Signal Levels 

Whether you listen to music from a CD player or streaming music to your Bluetooth speakers, the analog output when using a line signal level will be 0.316 Volts. This never changes with this type of output, but when using a phono output, the signal level tends to be much weaker and varies based on the type of cartridge that you are using. Signal levels for a phono output will range between 0.0002 Volt and 0.007 Volt. 


Built-In Phono Input vs External Preamp

phono preamp
Turntable with phono preamp

By now, you’ve probably seen devices that include an internal preamp, and while these may sound ideal and space-saving, there are a few reasons to keep the phono preamp separate from your vinyl turntable. Before we get to that, it’s also important that you understand that an audio interface will contain a preamp that will boost your phono line signal before it reaches the amplifier stage. This is critical if you want to boost the weak signals produced by turntables and improve sound quality before it’s amplified out to the speakers.


One of the main reasons that you’ll want to keep the amplifier and preamp separate is noise. When you have a preamp housed within the body of an integrated unit, the device’s internal noise will almost certainly impact the sound quality of the signal that’s being processed by the preamplifier. Generally speaking, all preamplifiers add noise to the weak signal, but with an internal preamp, you’re most likely to have more noise than you would with an external unit.

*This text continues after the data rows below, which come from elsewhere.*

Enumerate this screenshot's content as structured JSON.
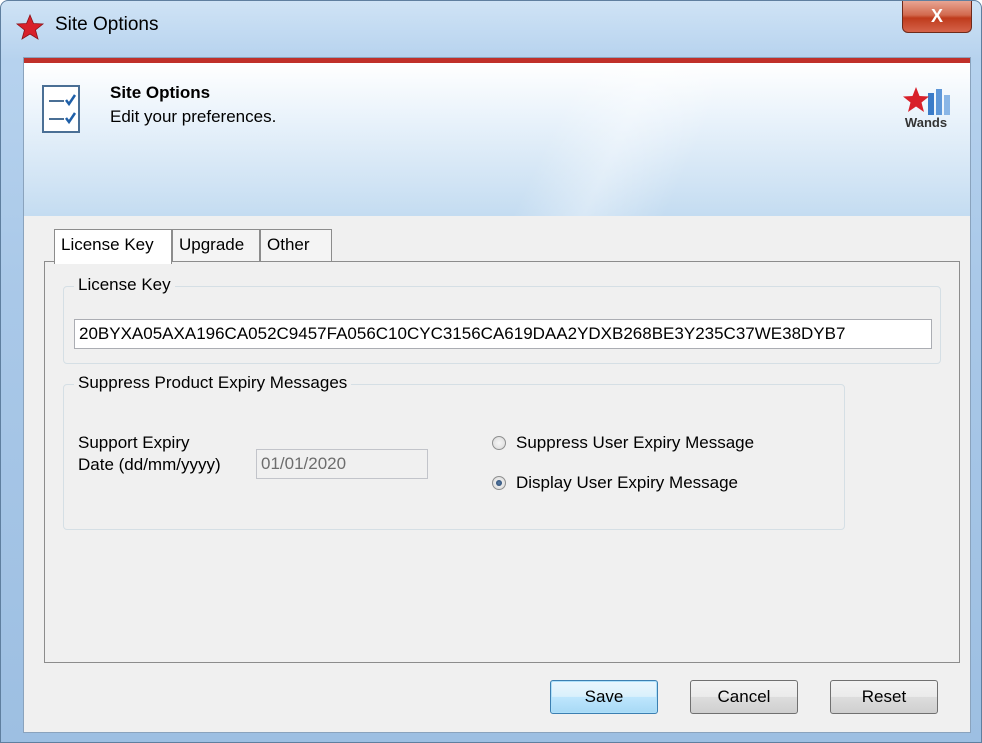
{
  "window": {
    "title": "Site Options",
    "close_label": "X"
  },
  "header": {
    "title": "Site Options",
    "subtitle": "Edit your preferences.",
    "logo_text": "Wands"
  },
  "tabs": [
    {
      "label": "License Key",
      "active": true
    },
    {
      "label": "Upgrade",
      "active": false
    },
    {
      "label": "Other",
      "active": false
    }
  ],
  "license": {
    "group_label": "License Key",
    "value": "20BYXA05AXA196CA052C9457FA056C10CYC3156CA619DAA2YDXB268BE3Y235C37WE38DYB7"
  },
  "expiry": {
    "group_label": "Suppress Product Expiry Messages",
    "support_label_line1": "Support Expiry",
    "support_label_line2": "Date (dd/mm/yyyy)",
    "date_value": "01/01/2020",
    "radio_suppress": "Suppress User Expiry Message",
    "radio_display": "Display User Expiry Message",
    "selected": "display"
  },
  "buttons": {
    "save": "Save",
    "cancel": "Cancel",
    "reset": "Reset"
  },
  "colors": {
    "accent_red": "#c0302a",
    "frame_blue": "#a9c8e8"
  },
  "icons": {
    "title_icon": "red-star-icon",
    "header_icon": "checklist-icon",
    "logo_icon": "wands-logo-icon"
  }
}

Secondly, when you’re working with an integrated unit, you can expect some corners to be cut to make the device more compact. Instead of housing the preamp in a dedicated device, manufacturers looking to integrate the functionality will almost surely use cheaper components. This means that the capacitors, resistors, and circuit boards won’t do as well of a job amplifying your turntable’s signal to line level as one with better internal components. As a rule, standalone units will have better components that will transmit and amplify sound better.  


So, are there advantages to an internal preamp? Well, one of the chief benefits of one of these types of integrated turntables is convenience. With a turntable with a preamp, you can send music out to the amplifier immediately without a huge amount of signal loss. Additionally, purchasing a turntable with a built-in preamp means that you’ll be saving cash compared to buying a turntable and an external preamp.  Still, if you’re an audiophile looking for sound quality, go external.

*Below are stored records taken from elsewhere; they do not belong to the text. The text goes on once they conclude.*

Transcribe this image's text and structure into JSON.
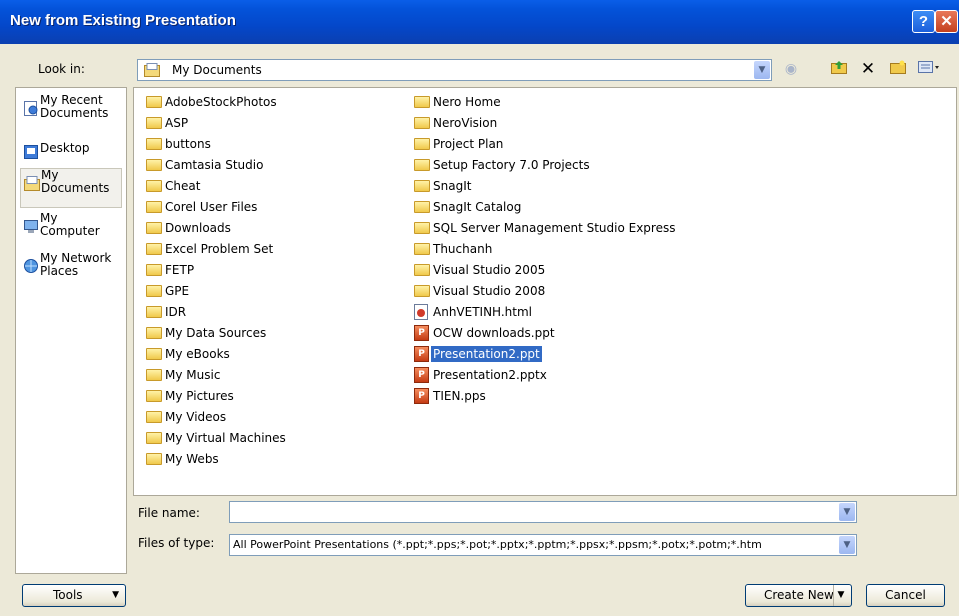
{
  "window": {
    "title": "New from Existing Presentation",
    "help_label": "?",
    "close_label": "✕"
  },
  "lookin": {
    "label": "Look in:",
    "value": "My Documents"
  },
  "toolbar_icons": [
    "back-icon",
    "up-folder-icon",
    "delete-icon",
    "new-folder-icon",
    "views-icon"
  ],
  "places": [
    {
      "label": "My Recent Documents",
      "icon": "recent-documents-icon"
    },
    {
      "label": "Desktop",
      "icon": "desktop-icon"
    },
    {
      "label": "My Documents",
      "icon": "my-documents-icon",
      "selected": true
    },
    {
      "label": "My Computer",
      "icon": "computer-icon"
    },
    {
      "label": "My Network Places",
      "icon": "network-places-icon"
    }
  ],
  "files_col1": [
    {
      "name": "AdobeStockPhotos",
      "type": "folder"
    },
    {
      "name": "ASP",
      "type": "folder"
    },
    {
      "name": "buttons",
      "type": "folder"
    },
    {
      "name": "Camtasia Studio",
      "type": "folder"
    },
    {
      "name": "Cheat",
      "type": "folder"
    },
    {
      "name": "Corel User Files",
      "type": "folder"
    },
    {
      "name": "Downloads",
      "type": "folder"
    },
    {
      "name": "Excel Problem Set",
      "type": "folder"
    },
    {
      "name": "FETP",
      "type": "folder"
    },
    {
      "name": "GPE",
      "type": "folder"
    },
    {
      "name": "IDR",
      "type": "folder"
    },
    {
      "name": "My Data Sources",
      "type": "folder"
    },
    {
      "name": "My eBooks",
      "type": "folder"
    },
    {
      "name": "My Music",
      "type": "folder"
    },
    {
      "name": "My Pictures",
      "type": "folder"
    },
    {
      "name": "My Videos",
      "type": "folder"
    },
    {
      "name": "My Virtual Machines",
      "type": "folder"
    },
    {
      "name": "My Webs",
      "type": "folder"
    }
  ],
  "files_col2": [
    {
      "name": "Nero Home",
      "type": "folder"
    },
    {
      "name": "NeroVision",
      "type": "folder"
    },
    {
      "name": "Project Plan",
      "type": "folder"
    },
    {
      "name": "Setup Factory 7.0 Projects",
      "type": "folder"
    },
    {
      "name": "SnagIt",
      "type": "folder"
    },
    {
      "name": "SnagIt Catalog",
      "type": "folder"
    },
    {
      "name": "SQL Server Management Studio Express",
      "type": "folder"
    },
    {
      "name": "Thuchanh",
      "type": "folder"
    },
    {
      "name": "Visual Studio 2005",
      "type": "folder"
    },
    {
      "name": "Visual Studio 2008",
      "type": "folder"
    },
    {
      "name": "AnhVETINH.html",
      "type": "html"
    },
    {
      "name": "OCW downloads.ppt",
      "type": "ppt"
    },
    {
      "name": "Presentation2.ppt",
      "type": "ppt",
      "selected": true
    },
    {
      "name": "Presentation2.pptx",
      "type": "pptx"
    },
    {
      "name": "TIEN.pps",
      "type": "pps"
    }
  ],
  "filename": {
    "label": "File name:",
    "value": ""
  },
  "filetype": {
    "label": "Files of type:",
    "value": "All PowerPoint Presentations (*.ppt;*.pps;*.pot;*.pptx;*.pptm;*.ppsx;*.ppsm;*.potx;*.potm;*.htm"
  },
  "buttons": {
    "tools": "Tools",
    "create_new": "Create New",
    "cancel": "Cancel"
  }
}
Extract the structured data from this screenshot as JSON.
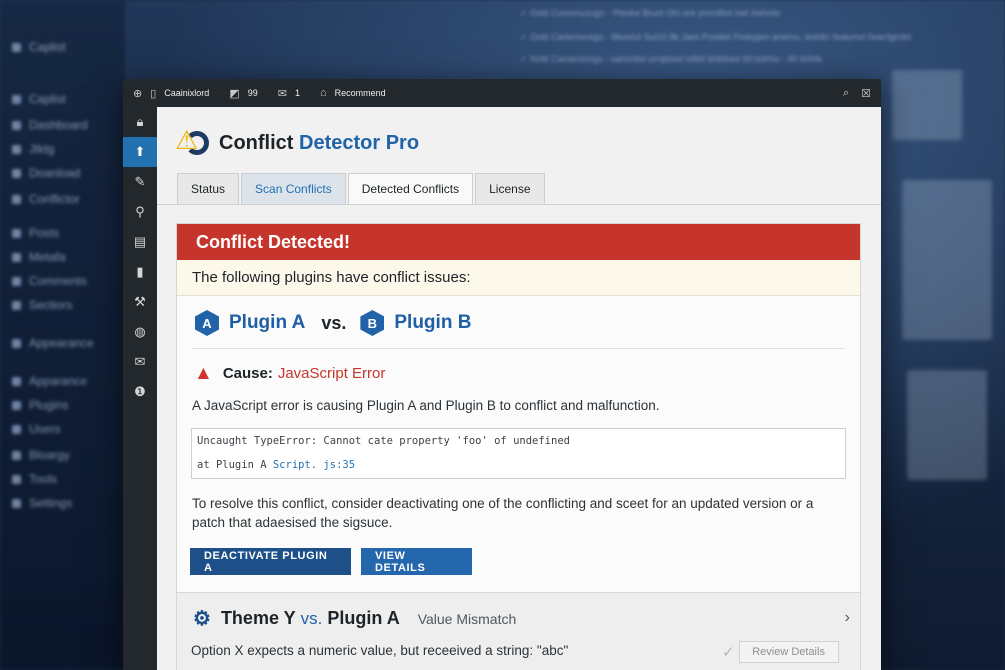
{
  "background": {
    "sidebar_items": [
      "Caplist",
      "Dashboard",
      "Jtktg",
      "Doanload",
      "Conflictor",
      "Posts",
      "Metafa",
      "Comments",
      "Sectiors",
      "Appearance",
      "Apparance",
      "Plugins",
      "Users",
      "Bloargy",
      "Tools",
      "Settings"
    ],
    "top_lines": [
      "✓ Ostti Cunnmuzugn - Pleolut Brunl Ohi ore ymroflint ioel ihehnto",
      "✓ Ostti Cartemorego - Muorlul Sut10.8k Jare Posiilet Finleypm anerns, ieshlin fealumd 0eacfginfet",
      "✓ Noltt Camerorings - sammlist ornjbreel loftel b0ethee 50.bdrhiv - 90 b0htk"
    ]
  },
  "topbar": {
    "username": "Caainixlord",
    "comments_count": "99",
    "messages_count": "1",
    "recommend_label": "Recommend"
  },
  "nav": {
    "items": [
      "lock-icon",
      "pin-icon",
      "brush-icon",
      "user-icon",
      "mail-icon",
      "page-icon",
      "tools-icon",
      "globe-icon",
      "envelope-icon",
      "info-icon"
    ],
    "active_index": 1
  },
  "header": {
    "title_main": "Conflict",
    "title_accent": "Detector Pro"
  },
  "tabs": [
    {
      "label": "Status",
      "state": "normal"
    },
    {
      "label": "Scan Conflicts",
      "state": "link"
    },
    {
      "label": "Detected Conflicts",
      "state": "active"
    },
    {
      "label": "License",
      "state": "normal"
    }
  ],
  "conflict": {
    "heading": "Conflict Detected!",
    "subheading": "The following plugins have conflict issues:",
    "plugin_a_badge": "A",
    "plugin_a": "Plugin A",
    "vs": "vs.",
    "plugin_b_badge": "B",
    "plugin_b": "Plugin B",
    "cause_label": "Cause:",
    "cause_value": "JavaScript Error",
    "description": "A JavaScript error is causing Plugin A and Plugin B to conflict and malfunction.",
    "code_line1": "Uncaught TypeError: Cannot cate property 'foo' of undefined",
    "code_line2_prefix": "at Plugin A ",
    "code_line2_highlight": "Script. js:35",
    "resolution": "To resolve this conflict, consider deactivating one of the conflicting and sceet for an updated version or a patch that adaesised the sigsuce.",
    "deactivate_button": "DEACTIVATE PLUGIN A",
    "view_button": "VIEW DETAILS"
  },
  "second_conflict": {
    "item_a": "Theme Y",
    "vs": "vs.",
    "item_b": "Plugin A",
    "type": "Value Mismatch",
    "message": "Option X expects a numeric value, but receeived a string: \"abc\"",
    "review_button": "Review Details"
  },
  "colors": {
    "alert_red": "#c6352b",
    "brand_blue": "#2163a8",
    "button_navy": "#1d4f89",
    "admin_dark": "#23282d"
  }
}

Pros and Cons of Internal Preamps

Pros Cons
  • Space-saving
  • Cheaper on average
  • Immediate playability
  • Typically cheaper components
  • Reduced audio quality
  • Tendency to pick up extra noise


Phono Preamps and Amplifiers

Both of these components are extremely important when using a vinyl record player. Similar to the frequencies generated by a microphone, turntables tend to have a fairly weak signal that must be boosted before reaching the amplifier stage. Phono preamps are positioned near the start of the signal chain so that the weak signal is preamplified to the line level before the amplifier can process it.


Amplification of the phono line signal can be done in multiple ways. For example, some standard wired technologies include RCA or XLR connectors that connect directly from the amp to the speakers. Some amplifiers use internal Bluetooth adapters to send out a signal to the speakers for those who prefer a more wireless profile. In any situation, the signals being processed by the amplifier have to be at line level so that sound quality sounds balanced and not washed out. 


For those seeking a more lossless amplification experience, it’s suggested that you seek out an amplifier that uses Bluetooth 5.0 or above. This will improve the data transmission speed and ensure that more of the data reaches your wireless speakers. Bluetooth technology at this level will also have a larger wireless range; in fact, 5.0 will reach devices that are 800 feet away from the amplifier.


Take your Stereo System up a Notch


Using a phono input is absolutely critical if you’re using a vinyl turntable. With one, much more of the warmer tones inherent in vinyl will make it through the audio chain to your speakers. Fortunately, it’s a relatively simple process to find the phono stage that will fit your audio needs as well as the needs of your budget.